Listen. When are we going to get around to talking about sexual harassment done unto women —particularly black women — in the workplace? Is it hard to imagine that it can happen to her, or when it happens to her do you “justify” it because of over-sexualized stereotypes about African-American women?
On plantations, black women were sexually harassed and sexually assaulted. It was common knowledge, yet help regularly bypassed her. Walking down city sidewalks, black women have been subject to unwanted “catcalls.” Quickly, she learns how to ignore these disrespectful shout-outs.
Interestingly, sidewalk experiences share historical reminders of incidents that office walls have witnessed. If office walls could talk, they would tell the stories that many women — black women — have not. If you heard the stories of black women being harassed on the job, would you believe them?
Believe it. It is not a rare occurrence.
Meet Anita Faye Hill. Hill is an attorney and scholar. Prior to 1991, sexual harassment was not a topic frequently discussed, especially not in public. Hill became nationally known when she accused United States Supreme Court then-nominee Clarence Thomas of sexual harassment. The contentious Senate hearings were televised. The nation watched.
Hill was Thomas’ attorney-adviser when he worked at the United States Department of Education’s Office of Civil Rights. In addition, she was his assistant when he worked at the Equal Employment Opportunity Commission (EEOC). Hill alleged that she was the victim of sexual harassment by Thomas while employed in both jobs.
Are we properly preparing girls and young women for dealing with these real-world situations? Is she armed with options available to her outside of Human Resource departments? Have we fostered workplace environments that will support her in speaking out without fear of derailing her career after-the-fact?
Unfortunately, Hill found little support from the men in the Senate in either political party. On the other hand, numerous women’s groups stood firmly behind her. They, along with women politicians and lawyers, were infuriated by the way in which the all-male Senate Judiciary Committee challenged and dismissed Hill’s accusations of sexual harassment.
Reportedly, Hill had four female witnesses waiting to support her testimony, but they were not called. The United States Senate confirmed Thomas to the Supreme Court by a vote of 52–48.

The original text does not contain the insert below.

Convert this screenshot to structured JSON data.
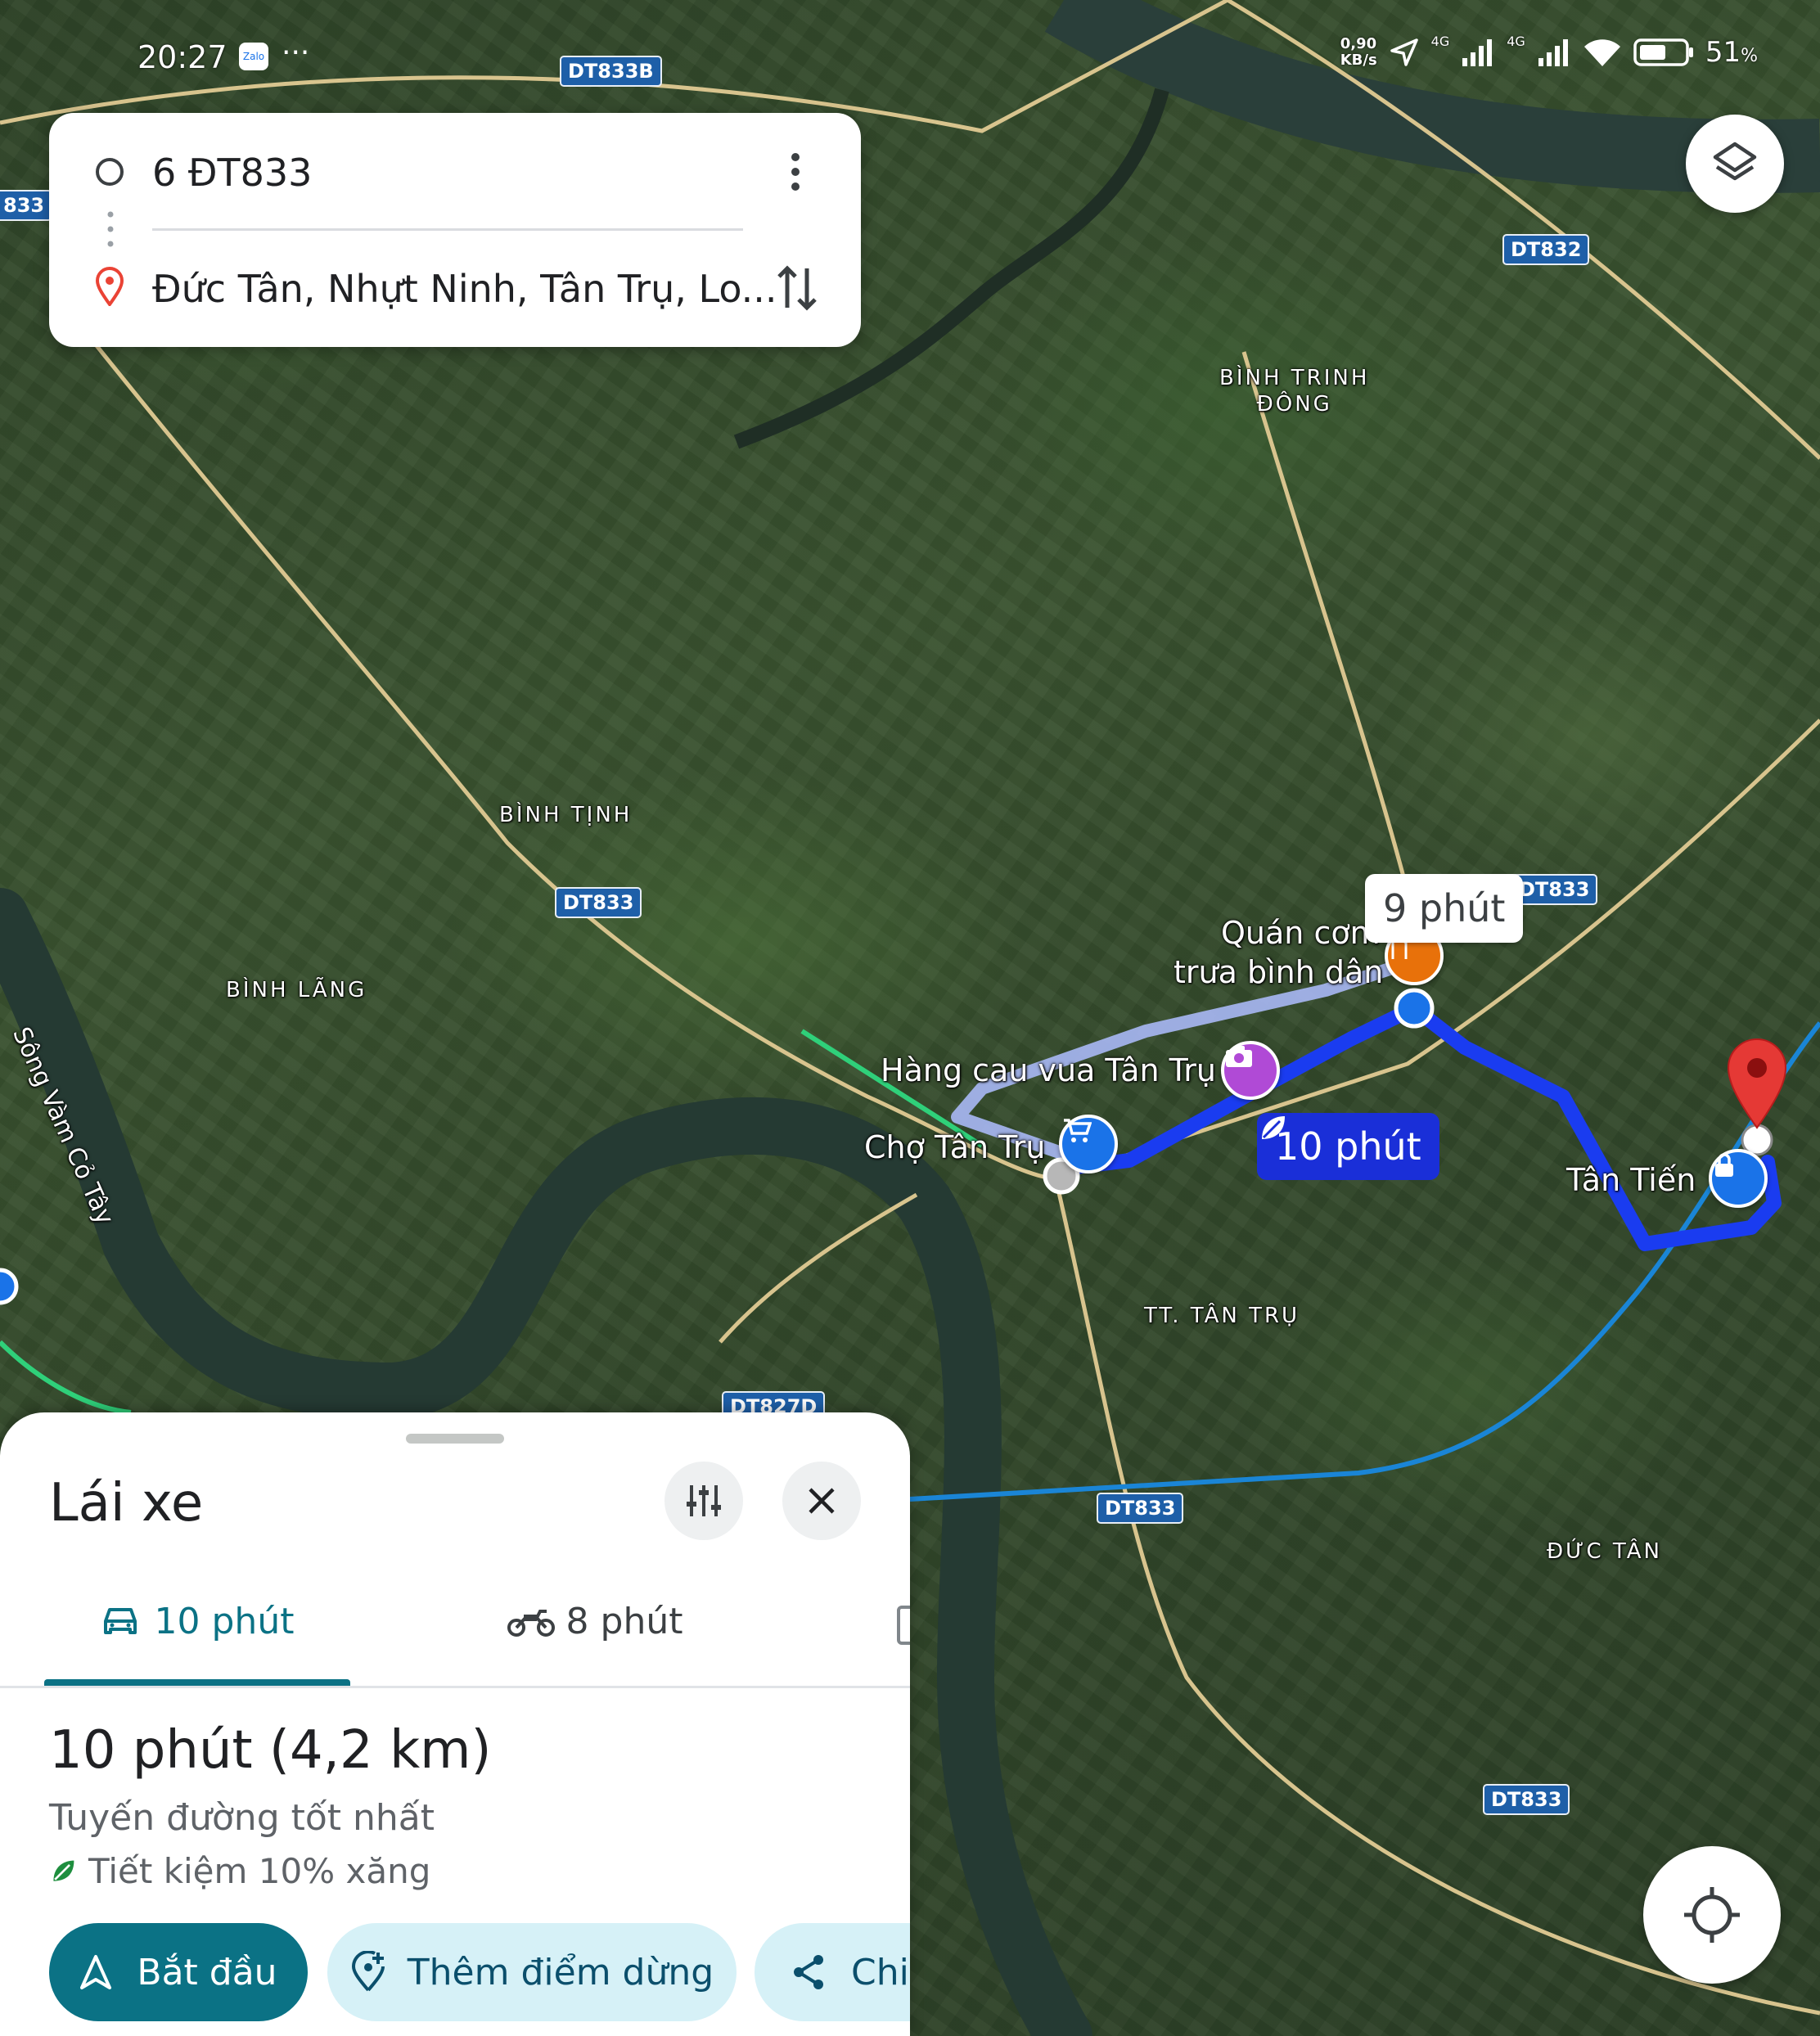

Today, more and more women are speaking out about their experiences of being sexually assaulted and/or harassed by men who have used their positions to do so. Accusations made against President Trump, Comedian Bill Cosby, former Fox News CEO Roger Ailes, former Fox News host Bill O’Reilly and movie producer Harvey Weinstein have made headlines. Many of the women shown as victims of sexual harassment, however, do not have dark skin. Let us be mindful in knowing what Hill announced to the nation — black women are victims too.
Although on October 18, 1991, Thomas became a Supreme Court Justice, Hill’s courage triggered a political movement. At the time of Hill’s testimony, there were only 29 women in the House of Representatives and two women in the Senate. Women understood their need to be represented. They went to the polls and made their voices heard. In 1992, 24 women were elected to the House and three women were elected to the Senate. The year of 1992 was dubbed the “Year of the Woman.”
In addition, reportedly harassment complaints filed with the EEOC increased by 50 percent. Many private companies started training programs to discourage sexual harassment. Also, the pro-choice Democratic group EMILY’s List grew its membership from approximately 3,000 to 24,000 members.
Hill’s courage raised the public’s consciousness regarding sexual harassment of women – inclusive of black women – in workplaces. The work in this area is not complete. We must make sure girls and young women are better prepared to face this obstacle, unlike her mother before her. Women and men together can put a stop to this. Stop it.